ENDOSCOPIC EAR SURGERY DISSECTION MANUAL

suctioned until there is a good visualization of the tympanic membrane. In some


specimens, if the tympanic membrane is not completely opacified you can
identify:

a) Pars flaccida

j) Test

b) Short process of the malleus

k) Round window niche

c) Pars

l) Pars

tensa

(ant.

superior

quadrant)

tensa

(post.

Inferior

quadrant)

d) Manubrium of melleus

m) Incus (lenticular process)

e) Umbo

n) Chorda tympani

f) Light reflex

o) Incudostapedial joint

g) Pars

tensa

(ant.

Inferior

quadrant)
h) Promontory of choclea
i) External auditory cannal

p) Incus (long process)


q) Pars tensa (post. Superior
quadrant)

ENDOSCOPIC EAR SURGERY DISSECTION MANUAL

5.1) Accessing the middle ear:

A large tympano-meatal flap is raised with a small knife and elevator. This
flap should have limits at 11 and 6 oclock and can be completed by small
scissors. At this point, the following structures should be viewed (0-degree, 4
mm endoscope):

MT: Tympanic membrane

TE: stapes tendon

P: Promontory of choclea

EP: Pyramidal eminence

E: Stapes and incudostapedial

PC: Chocleariform process

joint
RLB: Incus (long process)

Round and oval window niches

NF: Facial nerve


After viewing these structures curettage or drilling can be performed at
the posterior wall of external auditory canal, to better expose the chorda

ENDOSCOPIC EAR SURGERY DISSECTION MANUAL

tympani nerve and facial recess. Inspection with a 45 degree endoscope can
also be performed to look the entire facial recess.

5.2) Attic access:
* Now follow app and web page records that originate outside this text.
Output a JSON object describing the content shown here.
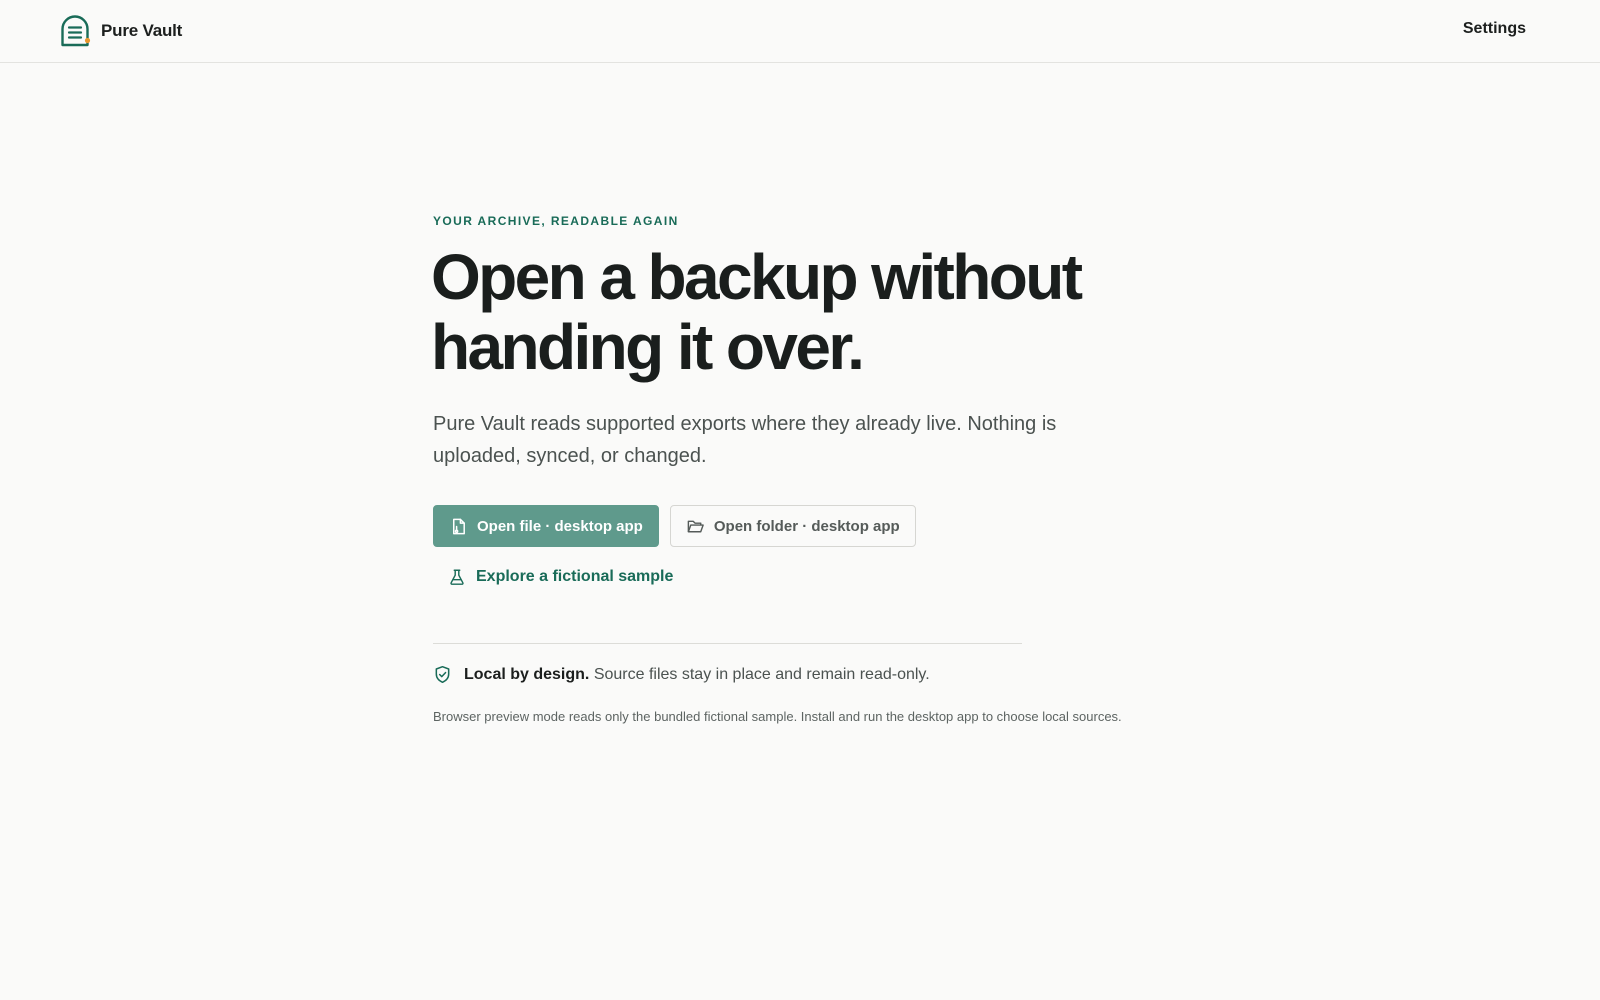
{
  "header": {
    "app_name": "Pure Vault",
    "settings_label": "Settings",
    "logo_icon": "document-vault-logo-icon"
  },
  "hero": {
    "eyebrow": "YOUR ARCHIVE, READABLE AGAIN",
    "headline_line1": "Open a backup without",
    "headline_line2": "handing it over.",
    "lede": "Pure Vault reads supported exports where they already live. Nothing is uploaded, synced, or changed."
  },
  "actions": {
    "open_file_label": "Open file · desktop app",
    "open_file_icon": "file-icon",
    "open_folder_label": "Open folder · desktop app",
    "open_folder_icon": "folder-open-icon",
    "sample_label": "Explore a fictional sample",
    "sample_icon": "flask-icon"
  },
  "notice": {
    "icon": "shield-check-icon",
    "strong": "Local by design.",
    "text": "Source files stay in place and remain read-only.",
    "footnote": "Browser preview mode reads only the bundled fictional sample. Install and run the desktop app to choose local sources."
  },
  "colors": {
    "accent": "#196b58",
    "primary_button": "#5f9a8c",
    "logo_dot": "#e8962e",
    "background": "#fafaf9"
  }
}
The next step is the curettage or drilling at the attic area. This should be
done carefully to avoid any unnecessary damage to the ossicular chain. The
attic exposure should include complete visualization of the incudo-melleolar
joint. After viewing these structures with 4-mm endoscope and 0 degrees, an
inspection of the middle ear is performed with endoscope 4mm 45 degrees.
With this tool you can angled can the view and look at the Eustachian tube
(anterior), tensor tympani channel, lateral semi-circular canal and the
entrance of the mastoid antrum.
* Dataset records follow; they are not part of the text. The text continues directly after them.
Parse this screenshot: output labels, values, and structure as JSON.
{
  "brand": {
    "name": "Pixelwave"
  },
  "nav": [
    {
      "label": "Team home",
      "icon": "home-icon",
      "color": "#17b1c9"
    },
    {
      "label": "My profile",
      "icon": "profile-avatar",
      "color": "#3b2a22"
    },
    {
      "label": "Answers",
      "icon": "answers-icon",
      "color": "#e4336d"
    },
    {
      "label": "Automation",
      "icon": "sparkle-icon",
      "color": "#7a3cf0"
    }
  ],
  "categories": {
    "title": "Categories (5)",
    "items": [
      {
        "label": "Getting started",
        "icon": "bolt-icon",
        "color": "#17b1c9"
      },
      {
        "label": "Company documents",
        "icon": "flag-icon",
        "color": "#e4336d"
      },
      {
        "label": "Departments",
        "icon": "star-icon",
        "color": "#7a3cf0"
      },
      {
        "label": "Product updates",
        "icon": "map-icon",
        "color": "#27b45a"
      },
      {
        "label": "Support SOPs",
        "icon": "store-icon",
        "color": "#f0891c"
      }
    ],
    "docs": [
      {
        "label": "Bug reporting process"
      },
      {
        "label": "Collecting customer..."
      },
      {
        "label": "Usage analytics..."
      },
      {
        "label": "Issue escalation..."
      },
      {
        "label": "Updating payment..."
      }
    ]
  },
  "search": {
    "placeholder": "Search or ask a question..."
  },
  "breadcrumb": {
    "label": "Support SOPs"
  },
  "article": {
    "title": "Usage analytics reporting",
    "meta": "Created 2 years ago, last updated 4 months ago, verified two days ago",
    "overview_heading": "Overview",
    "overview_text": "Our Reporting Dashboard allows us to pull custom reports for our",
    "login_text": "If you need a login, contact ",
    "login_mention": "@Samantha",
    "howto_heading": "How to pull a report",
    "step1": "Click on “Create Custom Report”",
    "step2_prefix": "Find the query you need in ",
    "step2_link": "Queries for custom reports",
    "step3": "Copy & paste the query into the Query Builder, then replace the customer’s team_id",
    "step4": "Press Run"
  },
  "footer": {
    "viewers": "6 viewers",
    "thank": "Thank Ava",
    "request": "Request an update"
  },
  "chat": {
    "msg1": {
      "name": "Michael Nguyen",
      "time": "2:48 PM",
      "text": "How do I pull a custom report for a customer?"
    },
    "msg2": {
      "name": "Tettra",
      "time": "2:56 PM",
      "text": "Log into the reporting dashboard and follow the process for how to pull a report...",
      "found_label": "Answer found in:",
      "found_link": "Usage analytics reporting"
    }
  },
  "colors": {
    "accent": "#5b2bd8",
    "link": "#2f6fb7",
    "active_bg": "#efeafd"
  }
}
ENDOSCOPIC EAR SURGERY DISSECTION MANUAL

5.3) Ossicular chain:

At this point you should cut the stapedial tendon and disarticulate the
incudostapedial joint. The stapes should be removed. In some specimens it
should be difficult to fracture the stapes superstructure properly, since it may
not be completely rigid.
You can practice, if possible, an endoscopic stapes surgery, creating a
small perforation at the stapes footplate, measuring the distance between the
footplate and the long process of the incus and positioning the prosthesis.
After this step, you can remove completely the ossicular chain. This will
allow an excellent visualization of structures such as semi-circular channel,
mastoid antrum, auditory tube, among others:

ENDOSCOPIC EAR SURGERY DISSECTION MANUAL
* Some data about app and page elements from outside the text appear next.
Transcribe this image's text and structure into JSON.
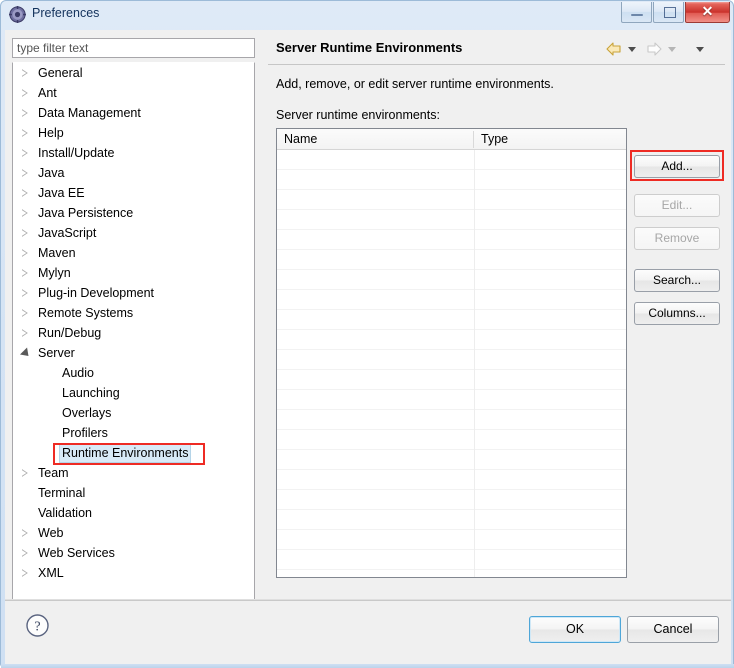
{
  "window": {
    "title": "Preferences",
    "icon": "preferences-gear-icon",
    "controls": {
      "minimize": "minimize-icon",
      "maximize": "maximize-icon",
      "close": "✕"
    }
  },
  "sidebar": {
    "filter": {
      "value": "",
      "placeholder": "type filter text"
    },
    "items": [
      {
        "label": "General",
        "indent": 0,
        "state": "collapsed",
        "selected": false
      },
      {
        "label": "Ant",
        "indent": 0,
        "state": "collapsed",
        "selected": false
      },
      {
        "label": "Data Management",
        "indent": 0,
        "state": "collapsed",
        "selected": false
      },
      {
        "label": "Help",
        "indent": 0,
        "state": "collapsed",
        "selected": false
      },
      {
        "label": "Install/Update",
        "indent": 0,
        "state": "collapsed",
        "selected": false
      },
      {
        "label": "Java",
        "indent": 0,
        "state": "collapsed",
        "selected": false
      },
      {
        "label": "Java EE",
        "indent": 0,
        "state": "collapsed",
        "selected": false
      },
      {
        "label": "Java Persistence",
        "indent": 0,
        "state": "collapsed",
        "selected": false
      },
      {
        "label": "JavaScript",
        "indent": 0,
        "state": "collapsed",
        "selected": false
      },
      {
        "label": "Maven",
        "indent": 0,
        "state": "collapsed",
        "selected": false
      },
      {
        "label": "Mylyn",
        "indent": 0,
        "state": "collapsed",
        "selected": false
      },
      {
        "label": "Plug-in Development",
        "indent": 0,
        "state": "collapsed",
        "selected": false
      },
      {
        "label": "Remote Systems",
        "indent": 0,
        "state": "collapsed",
        "selected": false
      },
      {
        "label": "Run/Debug",
        "indent": 0,
        "state": "collapsed",
        "selected": false
      },
      {
        "label": "Server",
        "indent": 0,
        "state": "expanded",
        "selected": false
      },
      {
        "label": "Audio",
        "indent": 1,
        "state": "leaf",
        "selected": false
      },
      {
        "label": "Launching",
        "indent": 1,
        "state": "leaf",
        "selected": false
      },
      {
        "label": "Overlays",
        "indent": 1,
        "state": "leaf",
        "selected": false
      },
      {
        "label": "Profilers",
        "indent": 1,
        "state": "leaf",
        "selected": false
      },
      {
        "label": "Runtime Environments",
        "indent": 1,
        "state": "leaf",
        "selected": true
      },
      {
        "label": "Team",
        "indent": 0,
        "state": "collapsed",
        "selected": false
      },
      {
        "label": "Terminal",
        "indent": 0,
        "state": "leaf",
        "selected": false
      },
      {
        "label": "Validation",
        "indent": 0,
        "state": "leaf",
        "selected": false
      },
      {
        "label": "Web",
        "indent": 0,
        "state": "collapsed",
        "selected": false
      },
      {
        "label": "Web Services",
        "indent": 0,
        "state": "collapsed",
        "selected": false
      },
      {
        "label": "XML",
        "indent": 0,
        "state": "collapsed",
        "selected": false
      }
    ]
  },
  "page": {
    "title": "Server Runtime Environments",
    "description": "Add, remove, or edit server runtime environments.",
    "table_label": "Server runtime environments:",
    "nav": {
      "back_icon": "back-arrow-icon",
      "back_menu_icon": "chevron-down-icon",
      "forward_icon": "forward-arrow-icon",
      "forward_menu_icon": "chevron-down-icon",
      "view_menu_icon": "chevron-down-icon"
    },
    "table": {
      "columns": [
        "Name",
        "Type"
      ],
      "rows": [],
      "empty_row_count": 21
    },
    "buttons": [
      {
        "label": "Add...",
        "enabled": true,
        "highlighted": true
      },
      {
        "label": "Edit...",
        "enabled": false,
        "highlighted": false
      },
      {
        "label": "Remove",
        "enabled": false,
        "highlighted": false
      },
      {
        "label": "Search...",
        "enabled": true,
        "highlighted": false
      },
      {
        "label": "Columns...",
        "enabled": true,
        "highlighted": false
      }
    ]
  },
  "footer": {
    "help_icon": "help-question-icon",
    "ok_label": "OK",
    "cancel_label": "Cancel"
  },
  "colors": {
    "highlight_red": "#ee2b24",
    "selection_blue": "#d8eaf7",
    "default_button_border": "#4ea6d8"
  }
}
ENDOSCOPIC EAR SURGERY DISSECTION MANUAL

References:
1) Yadav SP, Aggarwal N, Julaha M, Goel A. Endoscope-assisted
myringoplasty. Singapore Med J 2009; 50:510-2.
2) Tarabichi M. Endoscopic management of cholesteatoma: long term
results. Otolaryngol Head Neck Surg 2000; 122:87481.
3) Rosenberg SI, Silverstein H, Willcox TO. Endoscopy in otology and
neurotology. Am J Otol 1994; 15:16872.
4) Tarabichi M. Endoscopic middle ear surgery. Ann Otol Rhinol
Laryngol 1999; 108:3946.
5) El-Guindy A. Endoscopic transcanal myringoplasty. J Laryngol Otol
1992; 106:4935.
6) Tarabichi M. Endoscopic management of cholesteatoma: long term
results. Otolaryngol Head Neck Surg 2000;122:87481.
7) Tarabichi M. Endoscopic management of acquired cholesteatoma.
Am J Otol 1997;18:54449.
8) Karhuketo TS, Puhakka HJ. Endoscope-guided round window fistula
repair. Otol Neurotol 2001;22:86973.
9) Rosenberg SI, Silverstein H, Willcox TO. Endoscopy in otology and
neurotology. Am J Otol 1994;15:16872.

ENDOSCOPIC EAR SURGERY DISSECTION MANUAL

10) Kakehata

S,

Futai

K,

Sasaki

A,

Shinkawa

H.

Endoscopic

transtympanic tympanoplasty in the treatment of conductive hearing


loss: early results.Otol Neurotol 2006;27:14-9.
11) Barakate M, Bottrill I. Combined approach tympanoplasty for
cholesteatoma: impact of middle-ear endoscopy. J Laryngol Otol
2008;122:120-4.
12) Yung MW. The use of middle ear endoscopy: has residual
cholesteatoma been eliminated? J Laryngol Otol 2001;115:958-61.
13) Tarabichi M. Endoscopic management of limited attic cholesteatoma.
Laryngoscope 2004;114:1157-62.